In his February 8 Globe and Mail Column, virtuoso golf writer Lorne Rubenstein makes an interesting observation about televised golf: there is very little attention paid to architecture.
While I am not sure this characterization is accurate in the literal sense - every telecast of big tournaments I can remember has at least some segment on the course, either with flyovers and commentary, or the omnipresent telestrator commentary - I would certainly agree that compared to, say, swing analysis, golf viewers are indeed starved for good content on architecture. Is there anything to be learned from this sort of thing, other than the difference between tifdwarf bermuda and zoysia?
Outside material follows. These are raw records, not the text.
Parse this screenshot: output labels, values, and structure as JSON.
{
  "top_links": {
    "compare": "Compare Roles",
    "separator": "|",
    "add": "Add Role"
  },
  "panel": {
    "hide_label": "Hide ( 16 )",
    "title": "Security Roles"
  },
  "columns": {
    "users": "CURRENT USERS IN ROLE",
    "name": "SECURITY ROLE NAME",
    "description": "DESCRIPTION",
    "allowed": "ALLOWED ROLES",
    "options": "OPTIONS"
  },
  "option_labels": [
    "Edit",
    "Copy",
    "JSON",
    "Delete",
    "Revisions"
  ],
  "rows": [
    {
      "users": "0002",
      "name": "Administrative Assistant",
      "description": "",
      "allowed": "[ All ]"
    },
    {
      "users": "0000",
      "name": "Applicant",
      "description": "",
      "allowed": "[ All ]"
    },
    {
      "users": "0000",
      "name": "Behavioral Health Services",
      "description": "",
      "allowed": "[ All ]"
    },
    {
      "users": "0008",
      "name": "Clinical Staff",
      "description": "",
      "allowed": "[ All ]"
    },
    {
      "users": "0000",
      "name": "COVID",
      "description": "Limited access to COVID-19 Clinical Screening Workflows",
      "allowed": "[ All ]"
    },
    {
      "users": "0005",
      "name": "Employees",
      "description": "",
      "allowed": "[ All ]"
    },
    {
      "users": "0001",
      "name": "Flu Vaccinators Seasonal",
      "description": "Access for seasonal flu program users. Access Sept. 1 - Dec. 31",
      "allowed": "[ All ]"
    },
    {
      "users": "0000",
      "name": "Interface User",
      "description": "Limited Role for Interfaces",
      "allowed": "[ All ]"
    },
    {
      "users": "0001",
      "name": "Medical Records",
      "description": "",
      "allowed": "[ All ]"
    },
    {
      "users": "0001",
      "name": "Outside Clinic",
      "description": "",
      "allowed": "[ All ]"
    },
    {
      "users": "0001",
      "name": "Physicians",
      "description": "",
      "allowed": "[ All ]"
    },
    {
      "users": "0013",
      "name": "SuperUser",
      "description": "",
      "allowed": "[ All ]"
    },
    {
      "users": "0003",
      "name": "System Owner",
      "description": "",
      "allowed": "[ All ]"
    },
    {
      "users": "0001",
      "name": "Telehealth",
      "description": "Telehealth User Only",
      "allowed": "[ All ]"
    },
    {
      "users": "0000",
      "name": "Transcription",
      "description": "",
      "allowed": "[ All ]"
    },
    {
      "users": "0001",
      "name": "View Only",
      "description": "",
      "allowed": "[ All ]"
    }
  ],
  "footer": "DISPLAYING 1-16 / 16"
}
I think there is, although I suspect the expert commentators would reach different conclusions than would I.
Read on to learn what I think you'd be missing.